Some take it a step further and claim that if you seem too concerned about what you’re getting paid, it’s an indication that you lack compassion and you shouldn’t be working in this field at all. As if compassion isn’t possible without self-sacrifice and that talking about money only taints the nobility of what we’re doing. That in fact, we should feel ashamed to expect more.

I reject that notion. As a CNA, you should never be made to feel ashamed simply because you recognize that you’re underpaid for the work you do. While the work can be fulfilling on a personal level, it has value beyond the emotional benefit you receive from it and you have every right to be compensated accordingly. There is nothing about expressing that opinion that means you’re less compassionate and caring then those who happily accept low pay. And it doesn’t mean that you’re there “just for a paycheck.”

The idea that we must be willing to sacrifice monetarily to keep our motivations pure is actually a form of backdoor egoism. It puts the focus on us and our motivations and intentions. The real value of what we do derives not from what we sacrifice or why we care, but from how the residents experience the care we provide and the quality of our interactions with them.

Some would argue that it is not possible to create quality care and interactions without the “purer” kind of motivation. I submit that there is nobility in working hard to support your family – and yourself – and that things such as a sense of duty, an awareness of the value of the individual and a profound respect for the trust you’ve been given are powerful motivations to excel as a caregiver, quite apart from one’s willingness to struggle with an inadequate income. 

To be sure, there are disaffected caregivers who look at our work according to George Carlin’s dreary dictum: “Most people work just hard enough not to get fired and get paid just enough not to quit.” But it’s a mistake to lump those of us who expect to be paid fairly for an honest day’s work in with those who skate by doing as little as possible.

One problem is that we are confusing two separate issues. Let me put it this way: once I walk through that door to go to work, the residents are going to get the same commitment and same level of care from me whether I’m making $8.00 an hour or $20 an hour, but to get me through that door in the first place is going to take something closer to the $20 then the $8.00. Some high-minded caregivers would regard the second part of that as a kind of blasphemy. 

Some are concerned that higher wages would result in retaining workers who really don’t care that much about the residents. The logic here is baffling. Workers can be dismissed or otherwise disciplined according to their performance regardless of what they’re getting paid. The real problem is that on one end we constantly lose good workers who leave for better wages and on the other end employers are left to hire from a smaller pool of candidates. It’s a bad combination.

The reality is that most caregivers who work in long-term care need every single penny they can get. They give so much of themselves every day and while society can nod and smile and call them angels for the wonderful work they do – or alternatively, demonize them based on media reports – the system they work for does not deem their contributions significant enough to offer adequate compensation. Some are paid just above minimum wage. Many work second jobs or put in several hours of overtime each week just to help make ends meet. “Fortunately,” there is plenty of opportunity for overtime due to a chronic shortage of direct care workers – see the preceding paragraph.

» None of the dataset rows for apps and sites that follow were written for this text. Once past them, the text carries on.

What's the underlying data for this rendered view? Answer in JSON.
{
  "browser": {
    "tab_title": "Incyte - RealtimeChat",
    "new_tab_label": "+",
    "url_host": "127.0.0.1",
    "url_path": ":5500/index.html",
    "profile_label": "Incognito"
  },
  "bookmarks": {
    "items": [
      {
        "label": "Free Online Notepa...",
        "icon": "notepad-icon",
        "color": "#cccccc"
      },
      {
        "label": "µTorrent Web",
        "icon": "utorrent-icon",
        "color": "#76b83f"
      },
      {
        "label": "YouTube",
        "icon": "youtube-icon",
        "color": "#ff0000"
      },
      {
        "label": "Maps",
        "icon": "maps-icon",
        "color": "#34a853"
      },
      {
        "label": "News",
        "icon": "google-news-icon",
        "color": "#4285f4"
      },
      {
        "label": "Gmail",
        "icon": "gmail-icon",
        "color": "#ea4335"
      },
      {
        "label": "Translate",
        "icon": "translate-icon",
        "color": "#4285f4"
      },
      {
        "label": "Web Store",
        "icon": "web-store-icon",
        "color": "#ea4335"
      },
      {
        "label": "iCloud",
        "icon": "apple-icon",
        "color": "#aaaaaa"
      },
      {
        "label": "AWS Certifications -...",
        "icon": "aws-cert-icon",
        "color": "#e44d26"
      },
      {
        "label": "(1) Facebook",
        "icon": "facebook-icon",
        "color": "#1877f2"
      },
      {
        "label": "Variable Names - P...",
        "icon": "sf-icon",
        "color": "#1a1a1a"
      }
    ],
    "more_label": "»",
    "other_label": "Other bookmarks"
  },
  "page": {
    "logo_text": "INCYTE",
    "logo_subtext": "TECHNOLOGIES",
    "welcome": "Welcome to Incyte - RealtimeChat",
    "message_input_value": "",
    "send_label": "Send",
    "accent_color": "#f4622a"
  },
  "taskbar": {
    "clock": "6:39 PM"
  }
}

The combined effects of long hours, physical and emotional stress, and financial struggle can wear down a caregiver often making him or her feel used and used up. As if the system regards its front line workers as disposable. That’s the real shame.